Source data
+ + + + + + +
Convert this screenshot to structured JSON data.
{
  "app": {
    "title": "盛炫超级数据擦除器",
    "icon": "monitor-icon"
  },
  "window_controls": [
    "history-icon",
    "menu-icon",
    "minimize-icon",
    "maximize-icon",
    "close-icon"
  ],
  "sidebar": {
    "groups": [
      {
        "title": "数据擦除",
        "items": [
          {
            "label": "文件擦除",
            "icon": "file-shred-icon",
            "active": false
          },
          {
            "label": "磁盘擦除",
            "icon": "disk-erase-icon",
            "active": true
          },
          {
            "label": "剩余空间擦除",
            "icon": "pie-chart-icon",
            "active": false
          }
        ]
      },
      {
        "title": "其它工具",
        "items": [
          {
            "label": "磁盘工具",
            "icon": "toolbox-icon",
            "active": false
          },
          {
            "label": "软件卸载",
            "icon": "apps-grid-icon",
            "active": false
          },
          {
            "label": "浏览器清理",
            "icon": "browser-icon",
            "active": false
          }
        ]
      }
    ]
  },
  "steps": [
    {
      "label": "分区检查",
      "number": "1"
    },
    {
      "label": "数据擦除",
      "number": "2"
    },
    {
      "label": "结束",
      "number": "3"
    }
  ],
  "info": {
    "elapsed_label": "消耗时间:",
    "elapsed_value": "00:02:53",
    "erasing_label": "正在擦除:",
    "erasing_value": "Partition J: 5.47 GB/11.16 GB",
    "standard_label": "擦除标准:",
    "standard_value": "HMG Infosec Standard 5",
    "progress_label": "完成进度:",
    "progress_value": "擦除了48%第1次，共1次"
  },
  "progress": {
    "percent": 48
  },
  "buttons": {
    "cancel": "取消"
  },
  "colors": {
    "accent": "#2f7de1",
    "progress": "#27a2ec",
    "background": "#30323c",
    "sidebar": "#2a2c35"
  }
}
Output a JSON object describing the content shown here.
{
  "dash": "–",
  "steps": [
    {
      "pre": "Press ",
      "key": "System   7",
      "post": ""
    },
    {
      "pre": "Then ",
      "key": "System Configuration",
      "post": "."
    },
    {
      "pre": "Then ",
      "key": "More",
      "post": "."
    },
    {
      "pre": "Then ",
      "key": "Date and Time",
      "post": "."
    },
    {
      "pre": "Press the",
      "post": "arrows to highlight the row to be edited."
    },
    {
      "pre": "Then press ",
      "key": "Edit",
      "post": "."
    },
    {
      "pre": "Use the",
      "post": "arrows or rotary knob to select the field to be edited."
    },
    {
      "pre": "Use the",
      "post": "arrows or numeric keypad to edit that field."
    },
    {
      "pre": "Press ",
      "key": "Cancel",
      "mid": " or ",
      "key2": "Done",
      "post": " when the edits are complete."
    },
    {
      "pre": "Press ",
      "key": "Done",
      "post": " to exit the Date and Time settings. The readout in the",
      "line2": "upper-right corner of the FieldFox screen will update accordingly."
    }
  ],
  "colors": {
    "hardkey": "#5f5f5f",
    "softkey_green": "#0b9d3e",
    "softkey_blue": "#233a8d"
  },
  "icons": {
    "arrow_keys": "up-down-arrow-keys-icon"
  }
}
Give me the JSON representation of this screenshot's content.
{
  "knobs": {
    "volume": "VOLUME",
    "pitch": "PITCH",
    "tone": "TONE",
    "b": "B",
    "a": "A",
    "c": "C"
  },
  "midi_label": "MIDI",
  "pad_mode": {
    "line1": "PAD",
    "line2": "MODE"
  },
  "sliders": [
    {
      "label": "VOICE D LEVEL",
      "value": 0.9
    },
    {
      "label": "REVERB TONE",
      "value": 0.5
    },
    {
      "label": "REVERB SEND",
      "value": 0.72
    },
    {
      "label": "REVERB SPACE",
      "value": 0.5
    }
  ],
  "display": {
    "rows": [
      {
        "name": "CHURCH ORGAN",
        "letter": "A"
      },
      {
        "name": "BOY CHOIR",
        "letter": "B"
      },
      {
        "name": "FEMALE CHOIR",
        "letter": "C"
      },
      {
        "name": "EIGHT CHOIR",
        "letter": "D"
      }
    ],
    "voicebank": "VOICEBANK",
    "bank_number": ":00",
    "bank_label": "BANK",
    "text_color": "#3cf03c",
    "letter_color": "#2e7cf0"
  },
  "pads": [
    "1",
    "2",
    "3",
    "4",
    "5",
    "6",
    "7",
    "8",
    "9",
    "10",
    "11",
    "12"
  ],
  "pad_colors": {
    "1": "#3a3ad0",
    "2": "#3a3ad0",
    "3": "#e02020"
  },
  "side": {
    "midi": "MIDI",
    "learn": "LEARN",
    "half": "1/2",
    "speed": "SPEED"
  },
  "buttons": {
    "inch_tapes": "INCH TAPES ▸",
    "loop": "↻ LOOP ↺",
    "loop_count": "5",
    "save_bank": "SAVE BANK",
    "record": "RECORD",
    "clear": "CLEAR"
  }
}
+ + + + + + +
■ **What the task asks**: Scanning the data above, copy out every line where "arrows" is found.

■ **Problem solution**:
      "post": "arrows to highlight the row to be edited."
      "post": "arrows or rotary knob to select the field to be edited."
      "post": "arrows or numeric keypad to edit that field."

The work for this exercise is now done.